-- Opening Marker --

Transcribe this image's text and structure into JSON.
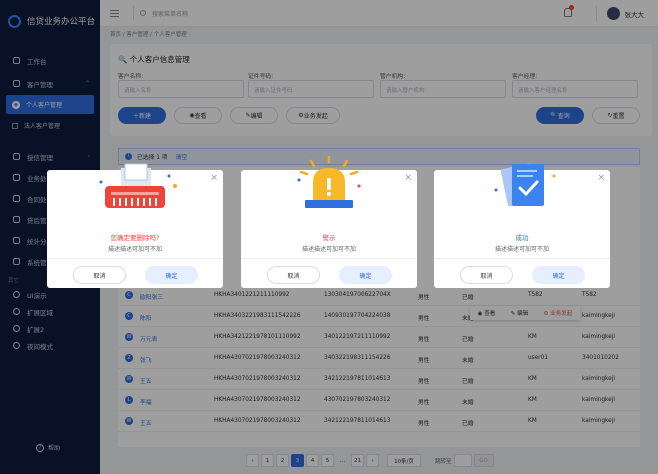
{
  "app": {
    "title": "信贷业务办公平台"
  },
  "sidebar": {
    "workbench": "工作台",
    "customer_mgmt": "客户管理",
    "personal_customer": "个人客户管理",
    "corporate_customer": "法人客户管理",
    "items": [
      "授信管理",
      "业务处理",
      "合同处理",
      "贷后管理",
      "统计分析",
      "系统管理"
    ],
    "section_other": "其它",
    "other_items": [
      "UI演示",
      "扩展区域",
      "扩展2",
      "夜间模式"
    ],
    "help": "帮助"
  },
  "topbar": {
    "search_placeholder": "搜索菜单名称",
    "username": "张大大"
  },
  "breadcrumb": "首页 / 客户管理 / 个人客户管理",
  "page": {
    "title": "个人客户信息管理",
    "fields": [
      {
        "label": "客户名称:",
        "placeholder": "请输入名称"
      },
      {
        "label": "证件号码:",
        "placeholder": "请输入证件号码"
      },
      {
        "label": "管户机构:",
        "placeholder": "请输入管户机构"
      },
      {
        "label": "客户经理:",
        "placeholder": "请输入客户经理名称"
      }
    ],
    "buttons": {
      "new": "新建",
      "view": "查看",
      "edit": "编辑",
      "business": "业务发起",
      "query": "查询",
      "reset": "重置"
    }
  },
  "selection": {
    "text": "已选择 1 项",
    "clear": "清空"
  },
  "table_rows": [
    {
      "initial": "C",
      "name": "欧阳张三",
      "id": "HKHA3401221211110992",
      "cert": "13030419700622704X",
      "gender": "男性",
      "status": "已婚",
      "mgr": "T582",
      "extra": "T582"
    },
    {
      "initial": "C",
      "name": "陈阳",
      "id": "HKHA3403221983111542226",
      "cert": "140930197704224038",
      "gender": "男性",
      "status": "未婚",
      "mgr": "KM",
      "extra": "kaimingkeji"
    },
    {
      "initial": "W",
      "name": "万元表",
      "id": "HKHA3421221978101110992",
      "cert": "340122197211110992",
      "gender": "男性",
      "status": "已婚",
      "mgr": "KM",
      "extra": "kaimingkeji"
    },
    {
      "initial": "Z",
      "name": "张飞",
      "id": "HKHA4307021978003240312",
      "cert": "340322198311154226",
      "gender": "男性",
      "status": "未婚",
      "mgr": "user01",
      "extra": "3401010202"
    },
    {
      "initial": "W",
      "name": "王五",
      "id": "HKHA4307021978003240312",
      "cert": "342122197811014613",
      "gender": "男性",
      "status": "已婚",
      "mgr": "KM",
      "extra": "kaimingkeji"
    },
    {
      "initial": "L",
      "name": "李福",
      "id": "HKHA4307021978003240312",
      "cert": "430702197803240312",
      "gender": "男性",
      "status": "未婚",
      "mgr": "KM",
      "extra": "kaimingkeji"
    },
    {
      "initial": "W",
      "name": "王五",
      "id": "HKHA4307021978003240312",
      "cert": "342122197811014613",
      "gender": "男性",
      "status": "已婚",
      "mgr": "KM",
      "extra": "kaimingkeji"
    }
  ],
  "row_actions": {
    "view": "查看",
    "edit": "编辑",
    "business": "业务发起"
  },
  "pager": {
    "pages": [
      "1",
      "2",
      "3",
      "4",
      "5",
      "...",
      "21"
    ],
    "current": "3",
    "page_size": "10条/页",
    "jump_label": "跳转至",
    "go": "GO"
  },
  "modals": [
    {
      "title": "您确定要删除吗?",
      "desc": "描述描述可加可不加",
      "cancel": "取消",
      "ok": "确定",
      "title_color": "#f0433b"
    },
    {
      "title": "警示",
      "desc": "描述描述可加可不加",
      "cancel": "取消",
      "ok": "确定",
      "title_color": "#f0433b"
    },
    {
      "title": "成功",
      "desc": "描述描述可加可不加",
      "cancel": "取消",
      "ok": "确定",
      "title_color": "#2f6fe0"
    }
  ],
  "colors": {
    "primary": "#2f6fe0",
    "danger": "#f0433b",
    "sidebar": "#0e1c3d"
  }
}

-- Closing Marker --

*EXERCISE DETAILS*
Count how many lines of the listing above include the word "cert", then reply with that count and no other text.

*RESPONSE TO THE TASK*
7